The hovering kestrel is a common sight beside roadside verges but it is less well known that they love city life too.
They choose nest sites that are easy to defend against predators, often found in trees and crags and urban buildings can be like an extension of their natural nest sites.
They need access to areas with long grass in order to find food. They feed on small mammals such as voles, shrews and mice, small birds and invertebrates like beetles, grasshoppers and worms.
With more wildlife friendly areas in city centres, run down sites like the edge of industrial estates with overgrown grass rich in small mammals and insects and countryside areas like Staffordshire and Shropshire not far away, it’s not surprising that Birmingham city centre would be an attractive option for a nesting kestrel.

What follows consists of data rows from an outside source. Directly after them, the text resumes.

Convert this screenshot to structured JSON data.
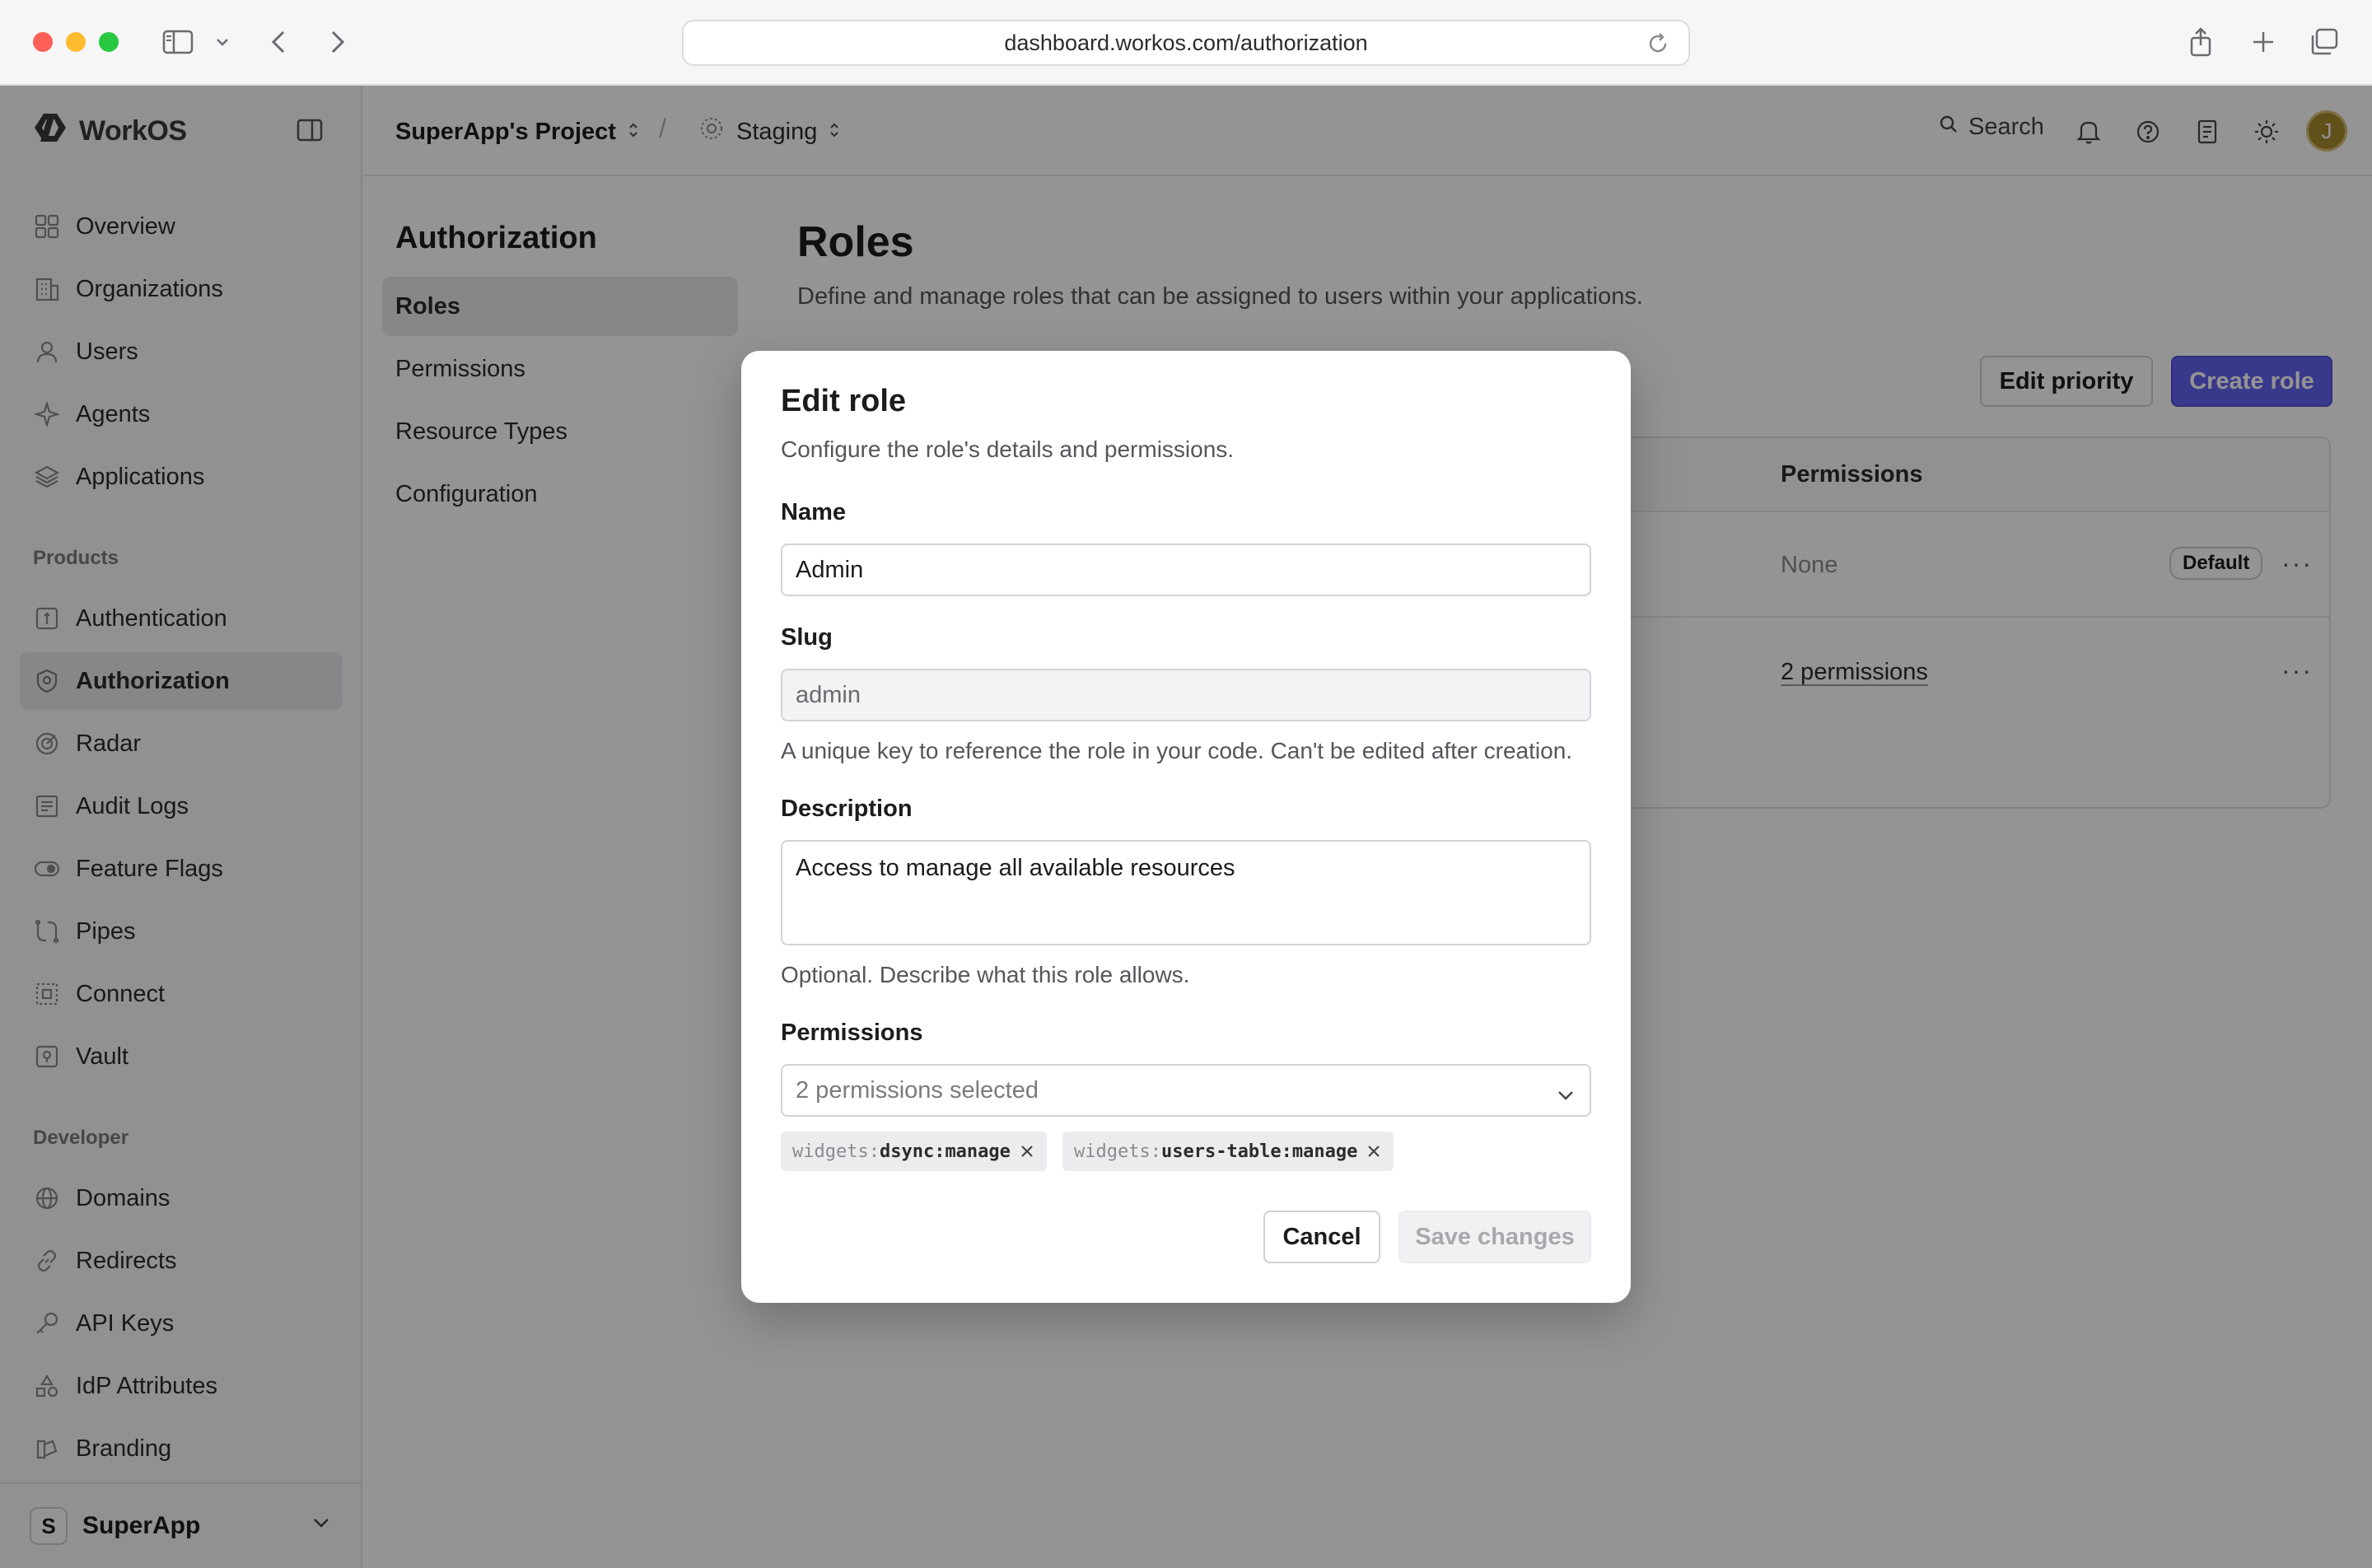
{
  "browser": {
    "url": "dashboard.workos.com/authorization"
  },
  "sidebar": {
    "brand": "WorkOS",
    "main_items": [
      {
        "label": "Overview",
        "icon": "grid-icon"
      },
      {
        "label": "Organizations",
        "icon": "building-icon"
      },
      {
        "label": "Users",
        "icon": "user-icon"
      },
      {
        "label": "Agents",
        "icon": "sparkle-icon"
      },
      {
        "label": "Applications",
        "icon": "layers-icon"
      }
    ],
    "products_label": "Products",
    "product_items": [
      {
        "label": "Authentication",
        "icon": "key-box-icon"
      },
      {
        "label": "Authorization",
        "icon": "shield-icon",
        "active": true
      },
      {
        "label": "Radar",
        "icon": "radar-icon"
      },
      {
        "label": "Audit Logs",
        "icon": "log-icon"
      },
      {
        "label": "Feature Flags",
        "icon": "toggle-icon"
      },
      {
        "label": "Pipes",
        "icon": "pipes-icon"
      },
      {
        "label": "Connect",
        "icon": "connect-icon"
      },
      {
        "label": "Vault",
        "icon": "vault-icon"
      }
    ],
    "developer_label": "Developer",
    "developer_items": [
      {
        "label": "Domains",
        "icon": "globe-icon"
      },
      {
        "label": "Redirects",
        "icon": "link-icon"
      },
      {
        "label": "API Keys",
        "icon": "key-icon"
      },
      {
        "label": "IdP Attributes",
        "icon": "shapes-icon"
      },
      {
        "label": "Branding",
        "icon": "brush-icon"
      }
    ],
    "org": {
      "initial": "S",
      "name": "SuperApp"
    }
  },
  "topbar": {
    "project": "SuperApp's Project",
    "separator": "/",
    "environment": "Staging",
    "search_label": "Search",
    "user_initial": "J"
  },
  "subnav": {
    "title": "Authorization",
    "items": [
      {
        "label": "Roles",
        "active": true
      },
      {
        "label": "Permissions"
      },
      {
        "label": "Resource Types"
      },
      {
        "label": "Configuration"
      }
    ]
  },
  "page": {
    "title": "Roles",
    "description": "Define and manage roles that can be assigned to users within your applications.",
    "edit_priority_label": "Edit priority",
    "create_role_label": "Create role",
    "table": {
      "permissions_header": "Permissions",
      "rows": [
        {
          "permissions": "None",
          "badge": "Default",
          "more": "···"
        },
        {
          "permissions": "2 permissions",
          "more": "···"
        }
      ]
    }
  },
  "modal": {
    "title": "Edit role",
    "subtitle": "Configure the role's details and permissions.",
    "name_label": "Name",
    "name_value": "Admin",
    "slug_label": "Slug",
    "slug_value": "admin",
    "slug_help": "A unique key to reference the role in your code. Can't be edited after creation.",
    "description_label": "Description",
    "description_value": "Access to manage all available resources",
    "description_help": "Optional. Describe what this role allows.",
    "permissions_label": "Permissions",
    "permissions_select": "2 permissions selected",
    "chips": [
      {
        "ns": "widgets:",
        "rest": "dsync:manage"
      },
      {
        "ns": "widgets:",
        "rest": "users-table:manage"
      }
    ],
    "cancel_label": "Cancel",
    "save_label": "Save changes"
  },
  "colors": {
    "primary": "#6363f1",
    "overlay": "rgba(0,0,0,0.42)"
  }
}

And with a vast motorway network also on the doorstep, there are plenty of grass verges nearby and this is probably how the kestrels were able to find their way into the city centre in the first place.
Carolyn Taylor from the Aston Campus Wildlife Group says: “We are delighted that the kestrels have chosen Aston as their home and it’s a pleasure to welcome them to class!
“Lots of people already know they are here and enjoy sightings of them flying back and forth and hovering over their prey, but by installing the nest cam even more people will get to see how incredible these birds are.”
Kestrels have pointed wings, chestnut coloured plumage and a blue-grey head. They are masters of stationary flight and use the hovering technique extensively for hunting.
In addition to having exceptionally good eyesight, kestrels can also see ultra-violet light. This is useful in locating voles because they leave a trail of trail of urine wherever they go and the urine glows in ultra-violet light.
Louise Pedersen from the RSPB’s Birmingham office says: ”It’s wonderful that kestrels are thriving in Birmingham city centre but they are still declining so we really hope that by making even more people aware of them, their plight and their incredible behaviour, they will take them to heart.
“We can’t wait to join forces with the university to show them to as many people as possible. Two eggs have already been laid and I can guarantee that as soon as they come into view and the chicks hatch people will be desperate to follow their fortunes!”
Nestcam footage from the Birmingham kestrels will be beamed onto a screen at the RSPB’s Date with Nature stand in country parks in Birmingham and the Black Country during the summer and it’s available from the university’s website www.aston.ac.uk (see note 3).
This project is just one of many ‘Dates with Nature’ around the UK, where the RSPB is on hand to show people the wealth of wildlife on their doorsteps.
Other Dates with Nature include different birds of prey like peregrines in city centres like Worcester, Manchester and London to red deer rutting in Suffolk, thousands of starlings roosting on Brighton Pier, choughs nesting in slate caverns in Wales and white-tailed eagles soaring across Scotland.
There are more than 50 Dates With Nature for 2010, giving unrivalled views of natural spectacles.
For more information on the Birmingham kestrel project and webcam stills, visit http://www.rspb.org.uk/datewithnature/sites/birmingham/
The aim of the Date With Nature scheme is to show people wildlife and while many projects focus on birds there are many opportunities to see other types of nature too. Staff and volunteers are always on hand to help show you the birds, and ensure your day is full of fun and spectacle. For a full list of Dates With Nature visit www.rspb.org.uk/datewithnature
The UK's birds can be split in to three categories of conservation importance - red, amber and green. Red is the highest conservation priority, with species needing urgent action. Amber is the next most critical group, followed by green. For more information visit http://www.rspb.org.uk/wildlife/birdguide/status_explained.aspx
The nest cam is also live on Aston University’s website http://www1.aston.ac.uk/about/environment/kestrels/webcam/